For the variance normalization we again use the information about the variance contained in the replicates to get a robust estimator of the overall variance. We calculate the variance of log ratios across the *n*
_{
control
}replicates in the control dataset and call this *V*
_{
control
}. Similarly we calculate the variance of log ratios across the *n*
_{
treatment
}replicates in the treatment dataset and call this *V*
_{
treatment
}. Our estimate for the standard deviation s, in M for each gene is given by

We then develop the variance normalization similarly to the previous log ratio type experiment case.

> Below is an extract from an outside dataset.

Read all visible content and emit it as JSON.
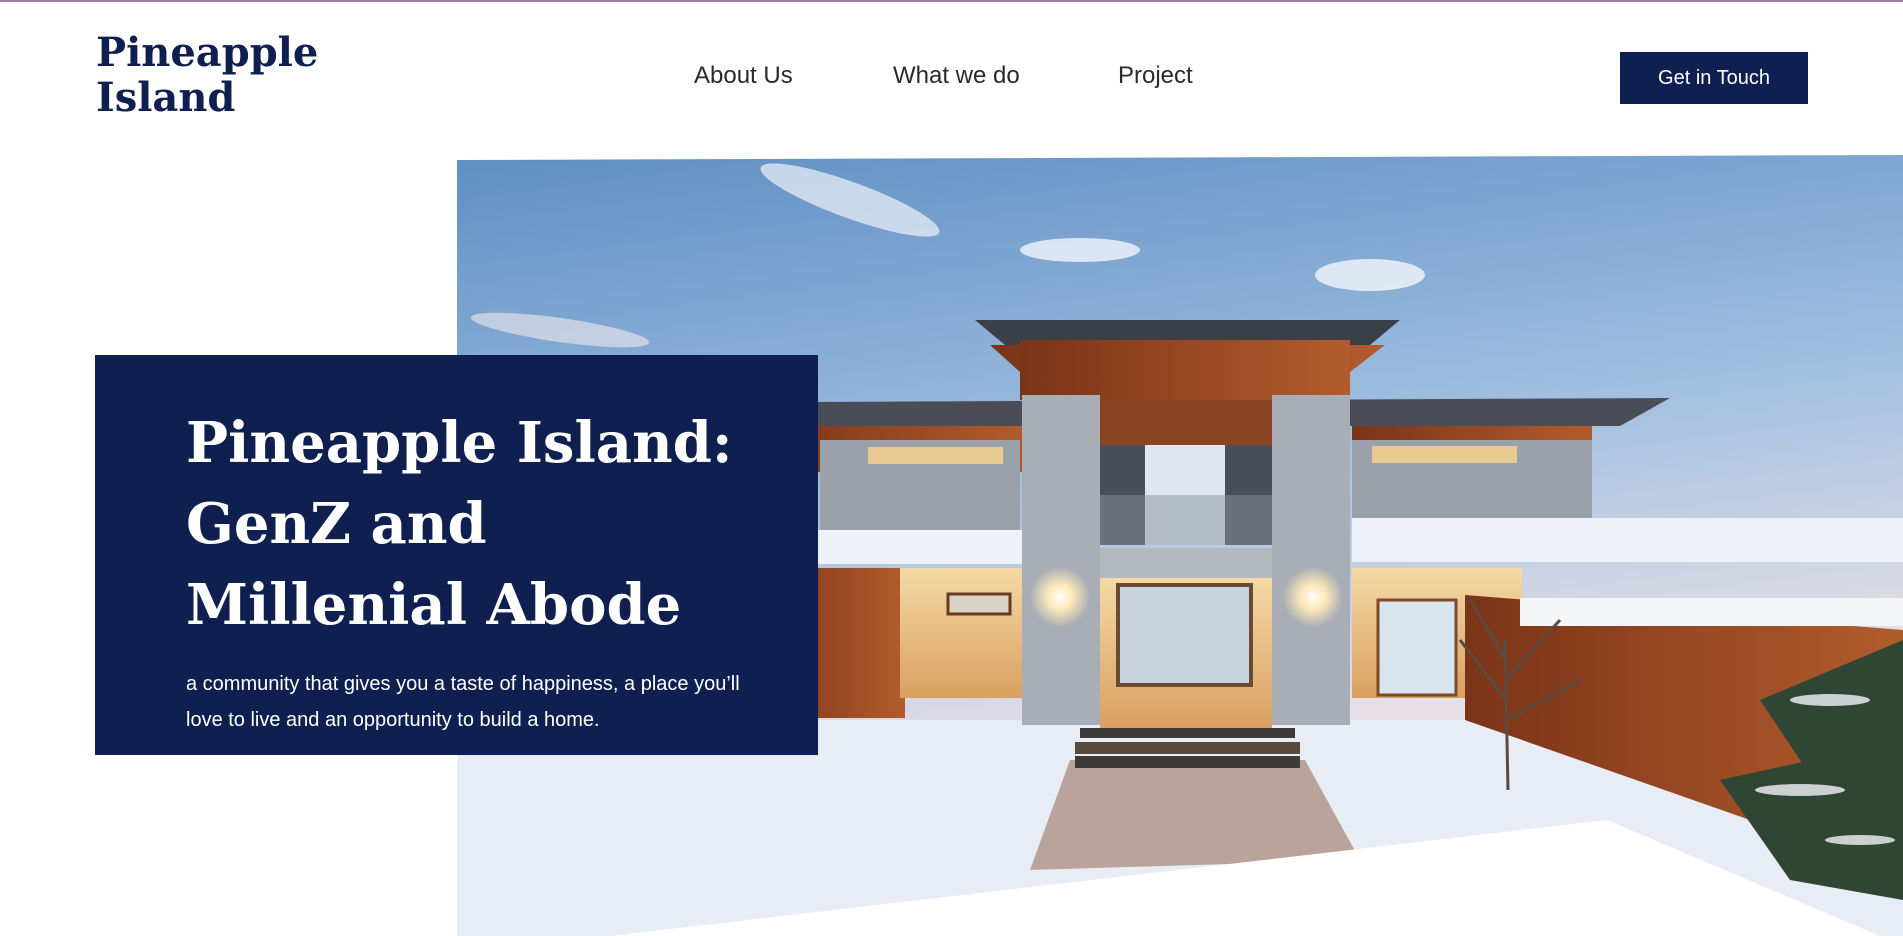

The variance normalization is given by

### Methods for comparison with NUDGE

We now give brief descriptions of the methods for finding differentially expressed genes that will be used for comparison with NUDGE in the datasets examined in the Results section.

#### Rule of two

This simple but popular method, mentioned in [3], involves examining the ratios or average ratios of the two channels for each gene, and calling those genes with a ratio or average ratio greater than two or less than half, differentially expressed. It requires some initial normalization and its performance can depend on the normalization.

#### t test and adjusted t test

One of the most obvious first approaches to try for this problem is the classical *t* test, as used, for example, in [20]. A simple normalization consisting of centering the mean of the log ratios within each replicate is often used in this case. One needs to be able to estimate the standard deviations as well.

Because of the large number of tests being run (thousands in the usual cDNA experiment setup), the standard *t* test needs to be modified to account for the multiple testing. Traditionally the most popular adjustment has been the Bonferroni correction, as mentioned in [21]. For the Bonferroni correction with *N* genes/tests and significance level *α*, we instead call each test significant only if it is significant at the
level, controlling for the probability of one or more false positives.

#### EBarrays

This follows a hierarchical Bayes approach for modeling the gene expression levels as detailed in [22]. As in our approach, the data are assumed to be generated by a two-component mixture model, one component for differentially expressed and the other for non-differentially expressed genes, each with their own distribution. The parameters specifying these distributions are estimated from the data, whence the name Empirical Bayes.

Results in this framework are given for two different parametric models in [22]. In the first model, the observed intensities for the replicates in each channel are assumed to be independently generated from a gamma distribution with a channel-specific scale parameter. The scale parameters are, in turn, assumed to have an inverse gamma distribution, whose parameters are estimated from the whole dataset. In the second model, the log ratios are assumed to be normally distributed, with gene-specific means that are themselves normally distributed. To normalize, the authors divided the log ratio for a given gene and replicate by the average log ratio across genes for that replicate.

#### Significance analysis of microarrays (SAM) [4]

The statistic used to test for differential expression is a regularized *t* statistic, i.e. the mean value divided by the sum of the standard deviation and a constant. SAM controls the False Discovery Rate (FDR), i.e. the number of genes declared to be differentially expressed that are not in truth differentially expressed.

A rejection region is fixed and SAM uses a permutation analysis to estimate the FDR. The user then decides on an acceptable rejection region based on their preferences for FDR.